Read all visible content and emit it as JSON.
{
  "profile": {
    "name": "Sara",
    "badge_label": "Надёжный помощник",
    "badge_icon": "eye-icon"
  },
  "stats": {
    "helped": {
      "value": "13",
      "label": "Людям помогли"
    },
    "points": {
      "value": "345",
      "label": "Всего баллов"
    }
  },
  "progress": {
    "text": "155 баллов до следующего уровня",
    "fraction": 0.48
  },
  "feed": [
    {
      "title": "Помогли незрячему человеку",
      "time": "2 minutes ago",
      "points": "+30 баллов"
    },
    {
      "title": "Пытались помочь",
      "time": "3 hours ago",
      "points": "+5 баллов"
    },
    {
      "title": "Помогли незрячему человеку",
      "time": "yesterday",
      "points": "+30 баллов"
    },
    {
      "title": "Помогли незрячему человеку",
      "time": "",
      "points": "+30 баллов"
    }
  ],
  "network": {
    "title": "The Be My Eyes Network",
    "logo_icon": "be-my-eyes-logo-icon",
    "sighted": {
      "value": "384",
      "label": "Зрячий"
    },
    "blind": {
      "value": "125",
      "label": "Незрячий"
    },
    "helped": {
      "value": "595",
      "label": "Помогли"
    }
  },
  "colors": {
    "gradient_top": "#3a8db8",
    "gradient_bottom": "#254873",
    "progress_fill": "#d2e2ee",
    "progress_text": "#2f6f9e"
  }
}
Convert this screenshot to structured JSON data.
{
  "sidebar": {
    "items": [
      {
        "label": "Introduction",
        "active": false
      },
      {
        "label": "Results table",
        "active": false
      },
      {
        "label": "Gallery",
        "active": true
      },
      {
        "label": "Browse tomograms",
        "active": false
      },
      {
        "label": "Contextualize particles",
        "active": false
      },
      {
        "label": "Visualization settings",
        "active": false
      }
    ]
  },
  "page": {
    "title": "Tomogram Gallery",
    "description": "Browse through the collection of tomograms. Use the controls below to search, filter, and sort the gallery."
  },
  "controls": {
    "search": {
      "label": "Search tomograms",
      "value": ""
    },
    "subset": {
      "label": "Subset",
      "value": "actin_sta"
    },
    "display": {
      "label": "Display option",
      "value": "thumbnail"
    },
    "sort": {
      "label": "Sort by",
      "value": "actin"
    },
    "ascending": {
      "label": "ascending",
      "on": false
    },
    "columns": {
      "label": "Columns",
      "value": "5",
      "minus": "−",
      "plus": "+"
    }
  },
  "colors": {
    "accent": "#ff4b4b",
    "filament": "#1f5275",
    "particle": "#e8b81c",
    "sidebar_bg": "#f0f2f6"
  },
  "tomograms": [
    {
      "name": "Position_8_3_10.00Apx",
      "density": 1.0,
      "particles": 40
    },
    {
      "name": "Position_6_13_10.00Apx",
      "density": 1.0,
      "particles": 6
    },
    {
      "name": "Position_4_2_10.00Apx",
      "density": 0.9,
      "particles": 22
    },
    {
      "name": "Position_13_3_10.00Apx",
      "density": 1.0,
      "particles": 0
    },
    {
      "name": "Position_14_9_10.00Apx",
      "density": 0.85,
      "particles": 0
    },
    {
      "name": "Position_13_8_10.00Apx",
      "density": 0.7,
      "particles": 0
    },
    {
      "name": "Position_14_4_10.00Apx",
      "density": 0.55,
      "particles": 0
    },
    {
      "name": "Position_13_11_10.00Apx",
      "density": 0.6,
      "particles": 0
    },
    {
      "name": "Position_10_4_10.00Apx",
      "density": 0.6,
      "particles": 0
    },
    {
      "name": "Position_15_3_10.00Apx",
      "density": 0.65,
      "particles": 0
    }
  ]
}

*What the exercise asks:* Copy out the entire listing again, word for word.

*Written reply:*
Read all visible content and emit it as JSON.
{
  "profile": {
    "name": "Sara",
    "badge_label": "Надёжный помощник",
    "badge_icon": "eye-icon"
  },
  "stats": {
    "helped": {
      "value": "13",
      "label": "Людям помогли"
    },
    "points": {
      "value": "345",
      "label": "Всего баллов"
    }
  },
  "progress": {
    "text": "155 баллов до следующего уровня",
    "fraction": 0.48
  },
  "feed": [
    {
      "title": "Помогли незрячему человеку",
      "time": "2 minutes ago",
      "points": "+30 баллов"
    },
    {
      "title": "Пытались помочь",
      "time": "3 hours ago",
      "points": "+5 баллов"
    },
    {
      "title": "Помогли незрячему человеку",
      "time": "yesterday",
      "points": "+30 баллов"
    },
    {
      "title": "Помогли незрячему человеку",
      "time": "",
      "points": "+30 баллов"
    }
  ],
  "network": {
    "title": "The Be My Eyes Network",
    "logo_icon": "be-my-eyes-logo-icon",
    "sighted": {
      "value": "384",
      "label": "Зрячий"
    },
    "blind": {
      "value": "125",
      "label": "Незрячий"
    },
    "helped": {
      "value": "595",
      "label": "Помогли"
    }
  },
  "colors": {
    "gradient_top": "#3a8db8",
    "gradient_bottom": "#254873",
    "progress_fill": "#d2e2ee",
    "progress_text": "#2f6f9e"
  }
}
Convert this screenshot to structured JSON data.
{
  "sidebar": {
    "items": [
      {
        "label": "Introduction",
        "active": false
      },
      {
        "label": "Results table",
        "active": false
      },
      {
        "label": "Gallery",
        "active": true
      },
      {
        "label": "Browse tomograms",
        "active": false
      },
      {
        "label": "Contextualize particles",
        "active": false
      },
      {
        "label": "Visualization settings",
        "active": false
      }
    ]
  },
  "page": {
    "title": "Tomogram Gallery",
    "description": "Browse through the collection of tomograms. Use the controls below to search, filter, and sort the gallery."
  },
  "controls": {
    "search": {
      "label": "Search tomograms",
      "value": ""
    },
    "subset": {
      "label": "Subset",
      "value": "actin_sta"
    },
    "display": {
      "label": "Display option",
      "value": "thumbnail"
    },
    "sort": {
      "label": "Sort by",
      "value": "actin"
    },
    "ascending": {
      "label": "ascending",
      "on": false
    },
    "columns": {
      "label": "Columns",
      "value": "5",
      "minus": "−",
      "plus": "+"
    }
  },
  "colors": {
    "accent": "#ff4b4b",
    "filament": "#1f5275",
    "particle": "#e8b81c",
    "sidebar_bg": "#f0f2f6"
  },
  "tomograms": [
    {
      "name": "Position_8_3_10.00Apx",
      "density": 1.0,
      "particles": 40
    },
    {
      "name": "Position_6_13_10.00Apx",
      "density": 1.0,
      "particles": 6
    },
    {
      "name": "Position_4_2_10.00Apx",
      "density": 0.9,
      "particles": 22
    },
    {
      "name": "Position_13_3_10.00Apx",
      "density": 1.0,
      "particles": 0
    },
    {
      "name": "Position_14_9_10.00Apx",
      "density": 0.85,
      "particles": 0
    },
    {
      "name": "Position_13_8_10.00Apx",
      "density": 0.7,
      "particles": 0
    },
    {
      "name": "Position_14_4_10.00Apx",
      "density": 0.55,
      "particles": 0
    },
    {
      "name": "Position_13_11_10.00Apx",
      "density": 0.6,
      "particles": 0
    },
    {
      "name": "Position_10_4_10.00Apx",
      "density": 0.6,
      "particles": 0
    },
    {
      "name": "Position_15_3_10.00Apx",
      "density": 0.65,
      "particles": 0
    }
  ]
}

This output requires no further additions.